(Stored items)
+ + + + + + +

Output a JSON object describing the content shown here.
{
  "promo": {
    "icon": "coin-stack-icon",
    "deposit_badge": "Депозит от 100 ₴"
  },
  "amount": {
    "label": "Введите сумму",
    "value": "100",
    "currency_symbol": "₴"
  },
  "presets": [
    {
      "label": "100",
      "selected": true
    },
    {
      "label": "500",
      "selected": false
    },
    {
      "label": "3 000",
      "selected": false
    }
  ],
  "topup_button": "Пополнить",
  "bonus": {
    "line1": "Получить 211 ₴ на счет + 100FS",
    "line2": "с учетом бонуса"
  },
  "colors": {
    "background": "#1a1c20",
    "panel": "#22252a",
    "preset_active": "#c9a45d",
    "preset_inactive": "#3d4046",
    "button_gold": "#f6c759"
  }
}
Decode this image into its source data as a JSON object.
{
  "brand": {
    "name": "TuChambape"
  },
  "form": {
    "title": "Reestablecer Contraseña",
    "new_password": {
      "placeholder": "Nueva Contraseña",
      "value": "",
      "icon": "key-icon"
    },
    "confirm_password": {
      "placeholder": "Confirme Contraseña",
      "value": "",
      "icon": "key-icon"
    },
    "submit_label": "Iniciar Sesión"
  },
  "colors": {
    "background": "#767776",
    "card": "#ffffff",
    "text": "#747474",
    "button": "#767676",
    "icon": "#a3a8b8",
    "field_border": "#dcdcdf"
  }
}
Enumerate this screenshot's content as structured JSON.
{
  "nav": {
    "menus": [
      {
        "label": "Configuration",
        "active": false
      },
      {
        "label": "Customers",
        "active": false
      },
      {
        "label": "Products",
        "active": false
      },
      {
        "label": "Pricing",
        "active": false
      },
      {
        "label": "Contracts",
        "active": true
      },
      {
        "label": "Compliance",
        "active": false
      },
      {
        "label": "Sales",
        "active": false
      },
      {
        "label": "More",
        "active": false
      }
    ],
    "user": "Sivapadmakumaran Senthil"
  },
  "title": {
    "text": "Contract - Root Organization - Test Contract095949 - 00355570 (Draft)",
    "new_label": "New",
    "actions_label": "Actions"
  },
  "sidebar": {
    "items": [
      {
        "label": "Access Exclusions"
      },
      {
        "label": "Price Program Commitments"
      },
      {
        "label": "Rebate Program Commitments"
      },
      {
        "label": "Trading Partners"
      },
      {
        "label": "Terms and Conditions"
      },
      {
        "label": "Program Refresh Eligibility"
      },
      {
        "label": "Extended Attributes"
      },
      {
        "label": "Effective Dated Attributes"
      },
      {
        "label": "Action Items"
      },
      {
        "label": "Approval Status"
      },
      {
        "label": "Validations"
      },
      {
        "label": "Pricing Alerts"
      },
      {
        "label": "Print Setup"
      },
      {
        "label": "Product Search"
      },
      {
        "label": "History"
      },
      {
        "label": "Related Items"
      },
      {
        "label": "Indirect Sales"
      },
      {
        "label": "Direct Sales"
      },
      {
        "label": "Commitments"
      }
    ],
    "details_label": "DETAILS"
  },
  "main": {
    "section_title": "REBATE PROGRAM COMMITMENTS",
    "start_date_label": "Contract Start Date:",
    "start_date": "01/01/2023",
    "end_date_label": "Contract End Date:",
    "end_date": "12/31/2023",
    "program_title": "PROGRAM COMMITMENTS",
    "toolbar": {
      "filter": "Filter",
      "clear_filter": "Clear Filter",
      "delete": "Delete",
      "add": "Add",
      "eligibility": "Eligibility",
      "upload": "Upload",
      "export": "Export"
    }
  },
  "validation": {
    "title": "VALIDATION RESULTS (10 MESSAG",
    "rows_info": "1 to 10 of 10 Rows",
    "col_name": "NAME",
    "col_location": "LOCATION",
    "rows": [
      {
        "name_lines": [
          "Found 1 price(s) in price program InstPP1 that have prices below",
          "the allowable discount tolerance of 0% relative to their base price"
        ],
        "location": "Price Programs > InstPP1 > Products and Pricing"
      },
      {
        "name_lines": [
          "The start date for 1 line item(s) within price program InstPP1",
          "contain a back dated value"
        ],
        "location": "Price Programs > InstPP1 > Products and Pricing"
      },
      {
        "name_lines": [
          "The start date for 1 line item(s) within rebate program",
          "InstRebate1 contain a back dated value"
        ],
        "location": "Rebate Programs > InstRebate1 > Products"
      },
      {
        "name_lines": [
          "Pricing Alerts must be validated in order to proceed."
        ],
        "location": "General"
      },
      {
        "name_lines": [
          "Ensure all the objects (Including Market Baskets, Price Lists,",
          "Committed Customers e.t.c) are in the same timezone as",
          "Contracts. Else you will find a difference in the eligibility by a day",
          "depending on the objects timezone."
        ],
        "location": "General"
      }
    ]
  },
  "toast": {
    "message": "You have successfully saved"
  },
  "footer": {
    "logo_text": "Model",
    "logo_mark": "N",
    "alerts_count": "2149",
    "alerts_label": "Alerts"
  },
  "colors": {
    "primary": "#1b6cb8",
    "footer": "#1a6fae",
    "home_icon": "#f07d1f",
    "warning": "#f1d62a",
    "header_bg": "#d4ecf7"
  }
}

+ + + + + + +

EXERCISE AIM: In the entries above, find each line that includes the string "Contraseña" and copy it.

TASK RESULT:
    "title": "Reestablecer Contraseña",
      "placeholder": "Nueva Contraseña",
      "placeholder": "Confirme Contraseña",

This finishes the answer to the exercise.